======== Information given ========

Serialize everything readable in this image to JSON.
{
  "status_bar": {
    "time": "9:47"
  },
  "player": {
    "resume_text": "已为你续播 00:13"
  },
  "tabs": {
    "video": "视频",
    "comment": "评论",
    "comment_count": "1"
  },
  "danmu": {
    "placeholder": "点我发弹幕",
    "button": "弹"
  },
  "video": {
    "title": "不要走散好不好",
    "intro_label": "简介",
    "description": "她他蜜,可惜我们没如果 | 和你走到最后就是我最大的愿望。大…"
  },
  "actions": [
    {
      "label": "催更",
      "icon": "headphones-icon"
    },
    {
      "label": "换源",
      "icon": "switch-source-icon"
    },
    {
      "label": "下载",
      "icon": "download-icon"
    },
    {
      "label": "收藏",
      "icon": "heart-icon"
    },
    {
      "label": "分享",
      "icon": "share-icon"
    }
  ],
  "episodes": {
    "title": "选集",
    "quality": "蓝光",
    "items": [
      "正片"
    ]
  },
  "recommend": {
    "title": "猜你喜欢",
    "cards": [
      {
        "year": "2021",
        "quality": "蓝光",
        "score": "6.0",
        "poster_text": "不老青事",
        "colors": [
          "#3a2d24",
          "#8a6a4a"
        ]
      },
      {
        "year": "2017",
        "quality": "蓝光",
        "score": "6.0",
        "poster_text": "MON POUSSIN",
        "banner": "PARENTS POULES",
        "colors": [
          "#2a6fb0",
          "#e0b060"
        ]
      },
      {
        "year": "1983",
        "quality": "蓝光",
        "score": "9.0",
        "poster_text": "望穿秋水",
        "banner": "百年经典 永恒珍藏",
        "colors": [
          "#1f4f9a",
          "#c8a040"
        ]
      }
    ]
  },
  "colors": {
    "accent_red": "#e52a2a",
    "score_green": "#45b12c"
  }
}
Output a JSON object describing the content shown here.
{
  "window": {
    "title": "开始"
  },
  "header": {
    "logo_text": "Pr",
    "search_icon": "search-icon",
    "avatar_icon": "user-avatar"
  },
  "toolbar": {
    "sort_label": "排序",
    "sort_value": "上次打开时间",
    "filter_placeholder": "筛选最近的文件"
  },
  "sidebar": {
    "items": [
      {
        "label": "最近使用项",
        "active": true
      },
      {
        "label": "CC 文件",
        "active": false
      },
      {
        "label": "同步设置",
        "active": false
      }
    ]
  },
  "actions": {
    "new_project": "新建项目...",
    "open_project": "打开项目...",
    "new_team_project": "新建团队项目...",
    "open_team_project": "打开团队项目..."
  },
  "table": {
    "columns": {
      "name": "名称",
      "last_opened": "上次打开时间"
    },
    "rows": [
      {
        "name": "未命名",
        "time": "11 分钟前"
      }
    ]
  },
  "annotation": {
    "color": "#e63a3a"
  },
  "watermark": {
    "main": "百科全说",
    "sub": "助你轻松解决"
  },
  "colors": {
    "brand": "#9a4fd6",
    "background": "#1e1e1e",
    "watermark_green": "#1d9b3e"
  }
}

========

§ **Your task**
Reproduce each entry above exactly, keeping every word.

§ **Result of this task**
Serialize everything readable in this image to JSON.
{
  "status_bar": {
    "time": "9:47"
  },
  "player": {
    "resume_text": "已为你续播 00:13"
  },
  "tabs": {
    "video": "视频",
    "comment": "评论",
    "comment_count": "1"
  },
  "danmu": {
    "placeholder": "点我发弹幕",
    "button": "弹"
  },
  "video": {
    "title": "不要走散好不好",
    "intro_label": "简介",
    "description": "她他蜜,可惜我们没如果 | 和你走到最后就是我最大的愿望。大…"
  },
  "actions": [
    {
      "label": "催更",
      "icon": "headphones-icon"
    },
    {
      "label": "换源",
      "icon": "switch-source-icon"
    },
    {
      "label": "下载",
      "icon": "download-icon"
    },
    {
      "label": "收藏",
      "icon": "heart-icon"
    },
    {
      "label": "分享",
      "icon": "share-icon"
    }
  ],
  "episodes": {
    "title": "选集",
    "quality": "蓝光",
    "items": [
      "正片"
    ]
  },
  "recommend": {
    "title": "猜你喜欢",
    "cards": [
      {
        "year": "2021",
        "quality": "蓝光",
        "score": "6.0",
        "poster_text": "不老青事",
        "colors": [
          "#3a2d24",
          "#8a6a4a"
        ]
      },
      {
        "year": "2017",
        "quality": "蓝光",
        "score": "6.0",
        "poster_text": "MON POUSSIN",
        "banner": "PARENTS POULES",
        "colors": [
          "#2a6fb0",
          "#e0b060"
        ]
      },
      {
        "year": "1983",
        "quality": "蓝光",
        "score": "9.0",
        "poster_text": "望穿秋水",
        "banner": "百年经典 永恒珍藏",
        "colors": [
          "#1f4f9a",
          "#c8a040"
        ]
      }
    ]
  },
  "colors": {
    "accent_red": "#e52a2a",
    "score_green": "#45b12c"
  }
}
Output a JSON object describing the content shown here.
{
  "window": {
    "title": "开始"
  },
  "header": {
    "logo_text": "Pr",
    "search_icon": "search-icon",
    "avatar_icon": "user-avatar"
  },
  "toolbar": {
    "sort_label": "排序",
    "sort_value": "上次打开时间",
    "filter_placeholder": "筛选最近的文件"
  },
  "sidebar": {
    "items": [
      {
        "label": "最近使用项",
        "active": true
      },
      {
        "label": "CC 文件",
        "active": false
      },
      {
        "label": "同步设置",
        "active": false
      }
    ]
  },
  "actions": {
    "new_project": "新建项目...",
    "open_project": "打开项目...",
    "new_team_project": "新建团队项目...",
    "open_team_project": "打开团队项目..."
  },
  "table": {
    "columns": {
      "name": "名称",
      "last_opened": "上次打开时间"
    },
    "rows": [
      {
        "name": "未命名",
        "time": "11 分钟前"
      }
    ]
  },
  "annotation": {
    "color": "#e63a3a"
  },
  "watermark": {
    "main": "百科全说",
    "sub": "助你轻松解决"
  },
  "colors": {
    "brand": "#9a4fd6",
    "background": "#1e1e1e",
    "watermark_green": "#1d9b3e"
  }
}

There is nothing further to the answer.